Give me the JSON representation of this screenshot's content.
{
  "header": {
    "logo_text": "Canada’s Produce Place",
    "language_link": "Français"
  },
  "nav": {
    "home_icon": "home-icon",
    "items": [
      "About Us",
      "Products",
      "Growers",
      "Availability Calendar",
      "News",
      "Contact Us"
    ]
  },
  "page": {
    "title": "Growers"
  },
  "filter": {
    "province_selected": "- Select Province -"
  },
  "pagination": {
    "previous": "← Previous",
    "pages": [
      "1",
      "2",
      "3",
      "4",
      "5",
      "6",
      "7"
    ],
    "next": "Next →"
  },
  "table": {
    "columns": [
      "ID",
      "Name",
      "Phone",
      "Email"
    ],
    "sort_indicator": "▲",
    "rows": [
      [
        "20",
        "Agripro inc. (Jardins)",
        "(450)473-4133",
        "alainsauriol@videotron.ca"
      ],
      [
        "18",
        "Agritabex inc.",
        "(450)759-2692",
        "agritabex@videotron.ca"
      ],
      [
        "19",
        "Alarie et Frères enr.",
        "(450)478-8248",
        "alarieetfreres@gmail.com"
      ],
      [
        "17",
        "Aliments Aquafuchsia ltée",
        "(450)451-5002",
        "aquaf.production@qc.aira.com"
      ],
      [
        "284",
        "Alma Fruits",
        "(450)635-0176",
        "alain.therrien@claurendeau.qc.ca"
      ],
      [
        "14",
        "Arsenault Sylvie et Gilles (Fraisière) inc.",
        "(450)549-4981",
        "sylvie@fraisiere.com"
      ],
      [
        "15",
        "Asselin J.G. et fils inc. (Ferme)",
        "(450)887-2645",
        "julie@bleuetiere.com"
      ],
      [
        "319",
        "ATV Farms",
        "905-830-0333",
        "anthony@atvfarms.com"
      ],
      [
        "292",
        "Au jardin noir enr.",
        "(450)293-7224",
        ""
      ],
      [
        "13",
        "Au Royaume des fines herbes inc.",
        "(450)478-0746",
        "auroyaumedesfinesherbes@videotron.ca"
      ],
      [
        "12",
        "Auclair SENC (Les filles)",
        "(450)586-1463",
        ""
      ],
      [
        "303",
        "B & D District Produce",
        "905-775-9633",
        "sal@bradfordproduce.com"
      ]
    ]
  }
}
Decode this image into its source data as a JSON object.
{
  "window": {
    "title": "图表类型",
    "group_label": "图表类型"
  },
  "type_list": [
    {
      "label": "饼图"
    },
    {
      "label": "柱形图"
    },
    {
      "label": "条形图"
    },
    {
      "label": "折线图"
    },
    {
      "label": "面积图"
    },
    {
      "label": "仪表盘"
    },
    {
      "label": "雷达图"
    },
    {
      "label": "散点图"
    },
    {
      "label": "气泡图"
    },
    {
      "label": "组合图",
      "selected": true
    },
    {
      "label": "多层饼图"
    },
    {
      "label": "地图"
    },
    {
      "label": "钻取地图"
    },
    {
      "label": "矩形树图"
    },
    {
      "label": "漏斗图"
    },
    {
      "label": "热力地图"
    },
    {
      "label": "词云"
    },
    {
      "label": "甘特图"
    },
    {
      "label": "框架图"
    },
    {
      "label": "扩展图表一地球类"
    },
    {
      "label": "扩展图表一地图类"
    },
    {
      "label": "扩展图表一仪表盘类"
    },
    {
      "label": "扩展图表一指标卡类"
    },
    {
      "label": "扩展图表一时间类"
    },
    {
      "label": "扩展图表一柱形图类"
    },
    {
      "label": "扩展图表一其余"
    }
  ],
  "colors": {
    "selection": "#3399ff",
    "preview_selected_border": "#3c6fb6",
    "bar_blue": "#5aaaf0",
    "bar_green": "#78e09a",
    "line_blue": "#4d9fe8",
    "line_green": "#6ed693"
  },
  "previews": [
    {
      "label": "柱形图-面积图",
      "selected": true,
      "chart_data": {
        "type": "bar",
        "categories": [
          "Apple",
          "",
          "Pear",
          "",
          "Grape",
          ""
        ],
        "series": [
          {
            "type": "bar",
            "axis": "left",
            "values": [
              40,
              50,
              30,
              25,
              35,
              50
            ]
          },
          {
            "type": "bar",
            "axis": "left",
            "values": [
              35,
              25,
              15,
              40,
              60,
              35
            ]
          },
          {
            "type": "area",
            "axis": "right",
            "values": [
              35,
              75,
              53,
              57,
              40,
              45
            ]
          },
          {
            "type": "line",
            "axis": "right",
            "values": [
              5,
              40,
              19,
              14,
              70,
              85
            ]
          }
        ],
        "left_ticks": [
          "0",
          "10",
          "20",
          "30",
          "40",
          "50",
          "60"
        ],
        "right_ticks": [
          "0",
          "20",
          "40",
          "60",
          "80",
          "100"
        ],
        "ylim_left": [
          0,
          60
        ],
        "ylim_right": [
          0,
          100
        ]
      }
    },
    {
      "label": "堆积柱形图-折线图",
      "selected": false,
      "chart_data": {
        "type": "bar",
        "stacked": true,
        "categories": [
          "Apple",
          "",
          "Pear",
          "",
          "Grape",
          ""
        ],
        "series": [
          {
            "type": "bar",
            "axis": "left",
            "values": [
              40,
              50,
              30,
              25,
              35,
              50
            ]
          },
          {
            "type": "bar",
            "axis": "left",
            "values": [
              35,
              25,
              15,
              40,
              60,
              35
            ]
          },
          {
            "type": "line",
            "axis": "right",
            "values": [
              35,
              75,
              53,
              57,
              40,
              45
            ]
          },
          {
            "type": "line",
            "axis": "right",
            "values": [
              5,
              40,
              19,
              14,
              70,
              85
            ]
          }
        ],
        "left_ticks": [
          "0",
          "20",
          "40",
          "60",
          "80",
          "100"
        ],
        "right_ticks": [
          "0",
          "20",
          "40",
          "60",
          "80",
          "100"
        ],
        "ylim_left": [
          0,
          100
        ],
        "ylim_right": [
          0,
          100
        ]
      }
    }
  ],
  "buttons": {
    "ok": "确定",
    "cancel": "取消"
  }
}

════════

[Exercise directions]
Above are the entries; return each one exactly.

[Output for this exercise]
Give me the JSON representation of this screenshot's content.
{
  "header": {
    "logo_text": "Canada’s Produce Place",
    "language_link": "Français"
  },
  "nav": {
    "home_icon": "home-icon",
    "items": [
      "About Us",
      "Products",
      "Growers",
      "Availability Calendar",
      "News",
      "Contact Us"
    ]
  },
  "page": {
    "title": "Growers"
  },
  "filter": {
    "province_selected": "- Select Province -"
  },
  "pagination": {
    "previous": "← Previous",
    "pages": [
      "1",
      "2",
      "3",
      "4",
      "5",
      "6",
      "7"
    ],
    "next": "Next →"
  },
  "table": {
    "columns": [
      "ID",
      "Name",
      "Phone",
      "Email"
    ],
    "sort_indicator": "▲",
    "rows": [
      [
        "20",
        "Agripro inc. (Jardins)",
        "(450)473-4133",
        "alainsauriol@videotron.ca"
      ],
      [
        "18",
        "Agritabex inc.",
        "(450)759-2692",
        "agritabex@videotron.ca"
      ],
      [
        "19",
        "Alarie et Frères enr.",
        "(450)478-8248",
        "alarieetfreres@gmail.com"
      ],
      [
        "17",
        "Aliments Aquafuchsia ltée",
        "(450)451-5002",
        "aquaf.production@qc.aira.com"
      ],
      [
        "284",
        "Alma Fruits",
        "(450)635-0176",
        "alain.therrien@claurendeau.qc.ca"
      ],
      [
        "14",
        "Arsenault Sylvie et Gilles (Fraisière) inc.",
        "(450)549-4981",
        "sylvie@fraisiere.com"
      ],
      [
        "15",
        "Asselin J.G. et fils inc. (Ferme)",
        "(450)887-2645",
        "julie@bleuetiere.com"
      ],
      [
        "319",
        "ATV Farms",
        "905-830-0333",
        "anthony@atvfarms.com"
      ],
      [
        "292",
        "Au jardin noir enr.",
        "(450)293-7224",
        ""
      ],
      [
        "13",
        "Au Royaume des fines herbes inc.",
        "(450)478-0746",
        "auroyaumedesfinesherbes@videotron.ca"
      ],
      [
        "12",
        "Auclair SENC (Les filles)",
        "(450)586-1463",
        ""
      ],
      [
        "303",
        "B & D District Produce",
        "905-775-9633",
        "sal@bradfordproduce.com"
      ]
    ]
  }
}
Decode this image into its source data as a JSON object.
{
  "window": {
    "title": "图表类型",
    "group_label": "图表类型"
  },
  "type_list": [
    {
      "label": "饼图"
    },
    {
      "label": "柱形图"
    },
    {
      "label": "条形图"
    },
    {
      "label": "折线图"
    },
    {
      "label": "面积图"
    },
    {
      "label": "仪表盘"
    },
    {
      "label": "雷达图"
    },
    {
      "label": "散点图"
    },
    {
      "label": "气泡图"
    },
    {
      "label": "组合图",
      "selected": true
    },
    {
      "label": "多层饼图"
    },
    {
      "label": "地图"
    },
    {
      "label": "钻取地图"
    },
    {
      "label": "矩形树图"
    },
    {
      "label": "漏斗图"
    },
    {
      "label": "热力地图"
    },
    {
      "label": "词云"
    },
    {
      "label": "甘特图"
    },
    {
      "label": "框架图"
    },
    {
      "label": "扩展图表一地球类"
    },
    {
      "label": "扩展图表一地图类"
    },
    {
      "label": "扩展图表一仪表盘类"
    },
    {
      "label": "扩展图表一指标卡类"
    },
    {
      "label": "扩展图表一时间类"
    },
    {
      "label": "扩展图表一柱形图类"
    },
    {
      "label": "扩展图表一其余"
    }
  ],
  "colors": {
    "selection": "#3399ff",
    "preview_selected_border": "#3c6fb6",
    "bar_blue": "#5aaaf0",
    "bar_green": "#78e09a",
    "line_blue": "#4d9fe8",
    "line_green": "#6ed693"
  },
  "previews": [
    {
      "label": "柱形图-面积图",
      "selected": true,
      "chart_data": {
        "type": "bar",
        "categories": [
          "Apple",
          "",
          "Pear",
          "",
          "Grape",
          ""
        ],
        "series": [
          {
            "type": "bar",
            "axis": "left",
            "values": [
              40,
              50,
              30,
              25,
              35,
              50
            ]
          },
          {
            "type": "bar",
            "axis": "left",
            "values": [
              35,
              25,
              15,
              40,
              60,
              35
            ]
          },
          {
            "type": "area",
            "axis": "right",
            "values": [
              35,
              75,
              53,
              57,
              40,
              45
            ]
          },
          {
            "type": "line",
            "axis": "right",
            "values": [
              5,
              40,
              19,
              14,
              70,
              85
            ]
          }
        ],
        "left_ticks": [
          "0",
          "10",
          "20",
          "30",
          "40",
          "50",
          "60"
        ],
        "right_ticks": [
          "0",
          "20",
          "40",
          "60",
          "80",
          "100"
        ],
        "ylim_left": [
          0,
          60
        ],
        "ylim_right": [
          0,
          100
        ]
      }
    },
    {
      "label": "堆积柱形图-折线图",
      "selected": false,
      "chart_data": {
        "type": "bar",
        "stacked": true,
        "categories": [
          "Apple",
          "",
          "Pear",
          "",
          "Grape",
          ""
        ],
        "series": [
          {
            "type": "bar",
            "axis": "left",
            "values": [
              40,
              50,
              30,
              25,
              35,
              50
            ]
          },
          {
            "type": "bar",
            "axis": "left",
            "values": [
              35,
              25,
              15,
              40,
              60,
              35
            ]
          },
          {
            "type": "line",
            "axis": "right",
            "values": [
              35,
              75,
              53,
              57,
              40,
              45
            ]
          },
          {
            "type": "line",
            "axis": "right",
            "values": [
              5,
              40,
              19,
              14,
              70,
              85
            ]
          }
        ],
        "left_ticks": [
          "0",
          "20",
          "40",
          "60",
          "80",
          "100"
        ],
        "right_ticks": [
          "0",
          "20",
          "40",
          "60",
          "80",
          "100"
        ],
        "ylim_left": [
          0,
          100
        ],
        "ylim_right": [
          0,
          100
        ]
      }
    }
  ],
  "buttons": {
    "ok": "确定",
    "cancel": "取消"
  }
}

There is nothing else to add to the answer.